The second application of DHPLC technology is the ability to separate mixtures that contain the mtDNA of more than one person, which was the primary focus of the team’s six years of research funded by NIJ. Researchers performed about 27,000 assays, or analyses, to separate mtDNA mixtures and validate the technology and show it works 100 percent of the time.“Everybody was doing assays day and night,” Danielson says.
A technological disadvantage is that the technology can only separate the mixtures of two individuals.
“We can do two with 100 percent accuracy,” Danielson says. “With a mixture from three people, it is very complex and some are not resolvable. Fortunately, the majority of forensic cases involved the mixtures of just two people.”
Another disadvantage is that mixture separation cannot be done by an analyst on his own with a computer spreadsheet because the analysis is very complex, so a software program is needed that will automate it computationally, Danielson explains. NIJ in 2009 provided a grant to hire a software engineer to create a user friendly program for analysts in the United States. Creation of the software program is underway.
Danielson says the DHLPC technology is ready for practitioner use. They have seen interest from practitioners in China and Holland, where it can be easier to get some new technologies accepted in court than in the United States.
Courts hold admissibility hearings on new technology. Typically, courts apply Daubert, Frye or similar standards on a state-by-state basis. These standards are rules of evidence used to determine admissibility of scientific evidence in federal courts.
“We have to find the right test case in the U.S. to apply the technology,” Danielson says, and his team is focusing on Colorado.
Other ways analysts could use DHPLC technology is to link unidentified remains to reference samples for missing persons.
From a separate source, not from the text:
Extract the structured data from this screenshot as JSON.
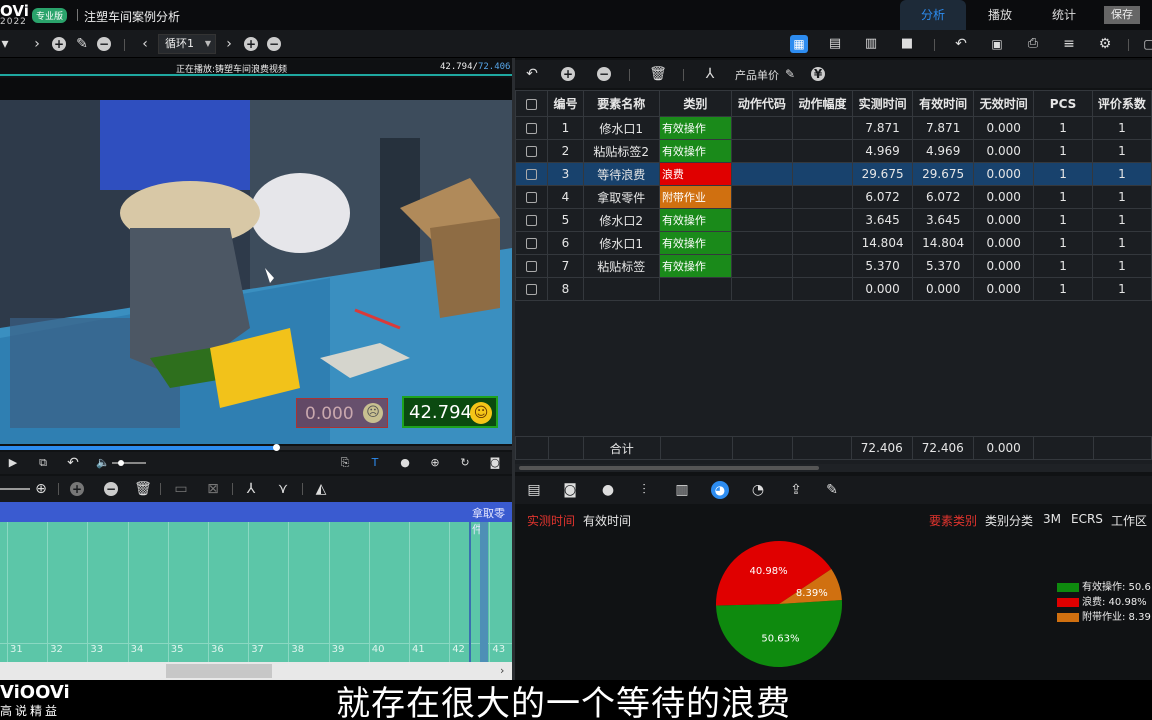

“Remains are stored by law enforcement agencies, and every once in a while skeletal remains are discovered,” Danielson says. “Depending on the condition, it is not uncommon for there to be very little of the nuclear DNA left, so usually it’s mtDNA that you look for, particularly if you have comingled remains or remains from more than one individual.
“You generally use mtDNA when all the other forms of DNA testing fail,” Danielson says. “It’s DNA of last resort. We can also use it for cases where the only evidence is hairs; if it’s a cut hair or a hair without a root, it’s difficult to get results from nuclear DNA. For hair analysis, mtDNA is the gold standard.”
For more information on DHPLC Denver at (303) 671-3561 or Danielson at the University of DNA technology, contact Phil firstname.lastname@example.org.
This article taken from the Spring 2010 issue of TechBeat, published by the National Law Enforcement and Corrections Technology Center, a program of the National Institute of Justice, 800-248-2742.